Element data from apps and pages:
------

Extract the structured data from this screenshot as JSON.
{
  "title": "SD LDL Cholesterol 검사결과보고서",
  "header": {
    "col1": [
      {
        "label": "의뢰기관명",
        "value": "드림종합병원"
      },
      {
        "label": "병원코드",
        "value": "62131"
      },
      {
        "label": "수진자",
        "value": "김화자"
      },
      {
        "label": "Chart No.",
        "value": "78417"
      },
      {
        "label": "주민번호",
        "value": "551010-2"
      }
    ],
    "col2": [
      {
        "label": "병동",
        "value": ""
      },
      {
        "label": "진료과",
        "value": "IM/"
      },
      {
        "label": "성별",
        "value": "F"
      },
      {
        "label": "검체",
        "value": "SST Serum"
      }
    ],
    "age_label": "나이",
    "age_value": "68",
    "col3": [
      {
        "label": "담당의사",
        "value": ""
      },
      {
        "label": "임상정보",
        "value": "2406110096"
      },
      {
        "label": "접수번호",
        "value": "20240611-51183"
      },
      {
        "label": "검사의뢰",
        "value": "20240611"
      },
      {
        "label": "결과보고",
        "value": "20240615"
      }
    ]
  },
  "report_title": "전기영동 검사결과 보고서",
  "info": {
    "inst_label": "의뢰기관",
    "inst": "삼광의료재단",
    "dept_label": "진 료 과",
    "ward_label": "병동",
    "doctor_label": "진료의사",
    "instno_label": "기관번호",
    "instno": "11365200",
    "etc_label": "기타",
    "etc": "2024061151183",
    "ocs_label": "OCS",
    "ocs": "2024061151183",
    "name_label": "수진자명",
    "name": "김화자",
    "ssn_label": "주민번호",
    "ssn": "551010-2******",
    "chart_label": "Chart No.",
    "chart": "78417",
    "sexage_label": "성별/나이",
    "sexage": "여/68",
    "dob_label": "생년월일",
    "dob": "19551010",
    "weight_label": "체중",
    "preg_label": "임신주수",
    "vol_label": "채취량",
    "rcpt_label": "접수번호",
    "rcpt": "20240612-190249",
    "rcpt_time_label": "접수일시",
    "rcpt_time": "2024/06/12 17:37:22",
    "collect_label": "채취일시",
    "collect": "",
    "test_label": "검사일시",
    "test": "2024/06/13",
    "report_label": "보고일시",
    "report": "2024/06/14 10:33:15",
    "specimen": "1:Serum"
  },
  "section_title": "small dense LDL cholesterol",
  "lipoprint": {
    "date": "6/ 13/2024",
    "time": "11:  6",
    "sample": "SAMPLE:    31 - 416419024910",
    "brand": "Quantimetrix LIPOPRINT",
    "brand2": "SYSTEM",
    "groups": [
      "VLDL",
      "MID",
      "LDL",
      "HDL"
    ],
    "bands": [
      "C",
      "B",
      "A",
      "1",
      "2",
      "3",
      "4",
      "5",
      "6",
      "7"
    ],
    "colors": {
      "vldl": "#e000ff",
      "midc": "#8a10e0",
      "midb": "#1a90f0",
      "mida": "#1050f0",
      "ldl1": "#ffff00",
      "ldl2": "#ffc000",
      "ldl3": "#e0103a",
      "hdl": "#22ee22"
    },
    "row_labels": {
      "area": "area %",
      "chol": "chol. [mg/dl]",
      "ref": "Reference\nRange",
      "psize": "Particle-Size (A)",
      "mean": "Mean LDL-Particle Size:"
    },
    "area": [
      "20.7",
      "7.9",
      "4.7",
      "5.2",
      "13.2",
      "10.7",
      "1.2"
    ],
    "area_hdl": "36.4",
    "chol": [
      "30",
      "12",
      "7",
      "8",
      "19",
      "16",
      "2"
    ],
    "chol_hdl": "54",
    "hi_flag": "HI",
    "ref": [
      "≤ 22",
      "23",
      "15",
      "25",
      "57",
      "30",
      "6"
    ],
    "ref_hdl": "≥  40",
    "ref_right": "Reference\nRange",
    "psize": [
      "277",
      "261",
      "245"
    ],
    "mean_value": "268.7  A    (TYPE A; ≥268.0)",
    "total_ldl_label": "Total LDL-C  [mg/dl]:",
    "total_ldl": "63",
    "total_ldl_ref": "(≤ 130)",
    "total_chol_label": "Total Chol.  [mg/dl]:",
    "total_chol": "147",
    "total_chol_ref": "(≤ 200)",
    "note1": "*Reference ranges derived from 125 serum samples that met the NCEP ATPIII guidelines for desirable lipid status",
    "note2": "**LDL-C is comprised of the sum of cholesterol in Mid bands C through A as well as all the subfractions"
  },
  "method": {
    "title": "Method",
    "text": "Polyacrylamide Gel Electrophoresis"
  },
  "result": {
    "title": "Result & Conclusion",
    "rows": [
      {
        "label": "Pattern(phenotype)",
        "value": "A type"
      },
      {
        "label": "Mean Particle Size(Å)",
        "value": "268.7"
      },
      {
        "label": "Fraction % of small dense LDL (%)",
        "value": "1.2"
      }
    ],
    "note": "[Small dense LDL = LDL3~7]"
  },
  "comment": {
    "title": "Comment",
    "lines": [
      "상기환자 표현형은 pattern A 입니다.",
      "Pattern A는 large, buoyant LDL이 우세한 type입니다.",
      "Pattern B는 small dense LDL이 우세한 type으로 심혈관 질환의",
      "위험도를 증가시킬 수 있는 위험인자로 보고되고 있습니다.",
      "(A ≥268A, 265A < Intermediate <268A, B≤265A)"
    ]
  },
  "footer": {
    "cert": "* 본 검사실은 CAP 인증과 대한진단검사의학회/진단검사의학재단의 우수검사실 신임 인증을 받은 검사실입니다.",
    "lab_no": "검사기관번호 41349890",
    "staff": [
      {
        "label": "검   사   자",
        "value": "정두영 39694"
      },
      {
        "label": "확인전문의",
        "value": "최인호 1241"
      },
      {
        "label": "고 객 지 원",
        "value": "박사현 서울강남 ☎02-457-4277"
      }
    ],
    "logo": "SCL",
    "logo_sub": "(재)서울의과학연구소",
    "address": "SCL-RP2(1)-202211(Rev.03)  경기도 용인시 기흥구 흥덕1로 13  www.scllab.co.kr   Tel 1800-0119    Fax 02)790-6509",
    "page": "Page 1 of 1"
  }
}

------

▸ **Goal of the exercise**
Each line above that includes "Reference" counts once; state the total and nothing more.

▸ **Output for this task**
3